When Pentesting, when Bug Bounty?
In short, maturity is critical. If there is no security testing in place and processes in place, the first step would not be to introduce a bug bounty program. There are better tools for at this stage, such as a situation analysis. Once processes are in place and the first findings from a vulnerability scan or pentest have been handled, a bug bounty program can be used as an additional security measure.
Whereas pentesting can also be used for internal company applications, bug bounty programs are usually used only for testing publicly available systems. Caution is advised when testing internal systems.

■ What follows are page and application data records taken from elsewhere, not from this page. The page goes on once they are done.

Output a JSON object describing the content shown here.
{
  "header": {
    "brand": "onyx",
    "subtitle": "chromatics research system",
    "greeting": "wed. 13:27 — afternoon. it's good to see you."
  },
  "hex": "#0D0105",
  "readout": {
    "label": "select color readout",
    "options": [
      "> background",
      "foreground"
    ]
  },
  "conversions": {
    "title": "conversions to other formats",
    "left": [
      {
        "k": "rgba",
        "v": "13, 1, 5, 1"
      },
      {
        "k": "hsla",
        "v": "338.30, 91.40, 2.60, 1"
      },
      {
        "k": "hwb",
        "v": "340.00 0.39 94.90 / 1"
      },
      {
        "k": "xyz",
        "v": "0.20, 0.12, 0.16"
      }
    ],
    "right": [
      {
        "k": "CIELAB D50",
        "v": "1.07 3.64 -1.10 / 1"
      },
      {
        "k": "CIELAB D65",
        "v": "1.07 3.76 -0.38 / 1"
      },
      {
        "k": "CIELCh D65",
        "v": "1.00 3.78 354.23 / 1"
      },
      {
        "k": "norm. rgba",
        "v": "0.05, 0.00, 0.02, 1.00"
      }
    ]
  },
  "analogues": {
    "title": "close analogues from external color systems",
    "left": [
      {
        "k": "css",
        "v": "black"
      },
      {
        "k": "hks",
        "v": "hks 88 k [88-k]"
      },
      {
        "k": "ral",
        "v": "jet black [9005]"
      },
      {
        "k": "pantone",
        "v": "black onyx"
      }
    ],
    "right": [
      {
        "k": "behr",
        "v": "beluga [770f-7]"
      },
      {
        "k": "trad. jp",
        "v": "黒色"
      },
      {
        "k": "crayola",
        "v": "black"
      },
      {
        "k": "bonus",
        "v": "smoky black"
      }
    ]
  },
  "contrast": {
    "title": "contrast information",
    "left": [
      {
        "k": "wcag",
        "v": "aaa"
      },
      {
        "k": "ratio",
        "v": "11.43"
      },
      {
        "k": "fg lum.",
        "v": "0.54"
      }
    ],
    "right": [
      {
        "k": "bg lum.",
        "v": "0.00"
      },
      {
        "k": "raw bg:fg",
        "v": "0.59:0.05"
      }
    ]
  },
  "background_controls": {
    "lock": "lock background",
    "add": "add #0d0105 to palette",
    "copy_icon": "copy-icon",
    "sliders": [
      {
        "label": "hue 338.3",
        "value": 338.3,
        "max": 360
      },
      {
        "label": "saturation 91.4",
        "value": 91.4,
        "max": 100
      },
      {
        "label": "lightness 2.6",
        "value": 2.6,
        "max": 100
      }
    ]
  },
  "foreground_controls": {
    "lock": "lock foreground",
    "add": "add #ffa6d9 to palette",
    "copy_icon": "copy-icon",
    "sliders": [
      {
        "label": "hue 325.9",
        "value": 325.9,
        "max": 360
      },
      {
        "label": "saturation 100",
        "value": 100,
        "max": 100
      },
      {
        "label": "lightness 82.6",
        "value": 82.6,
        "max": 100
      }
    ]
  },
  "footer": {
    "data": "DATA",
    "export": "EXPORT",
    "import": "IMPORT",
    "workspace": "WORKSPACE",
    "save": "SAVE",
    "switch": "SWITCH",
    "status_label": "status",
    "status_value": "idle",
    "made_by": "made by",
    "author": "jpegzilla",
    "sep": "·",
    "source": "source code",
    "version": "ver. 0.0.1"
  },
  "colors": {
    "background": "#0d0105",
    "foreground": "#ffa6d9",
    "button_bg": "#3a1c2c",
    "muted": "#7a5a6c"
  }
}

Bug bounty programs and pentesting are not "stand-alone" solutions, but rather complement a robust security environment. According to Michael Schläpfer, "A bug bounty program is complementary; you use it to find vulnerabilities that you haven't found yet."
As mentioned at the beginning: everyone has critical vulnerabilities. As a company, the question to ask is not "How important am I to hackers?" but "How important is the data to my organization?" and "How prepared am I if an attack occurs?"
Bug Bounty and pentests are two tools that help provide clarity about your risk situation. But that doesn't necessarily mean eliminating all risk. Rather, it is a matter of consciously dealing with these risks and making clear risk management decisions.
In times of continuous deployment and given the pressure to constantly release new features, it makes sense to conduct regular pentests and, in parallel, to run a bug bounty program.
Watch the discussion (in German)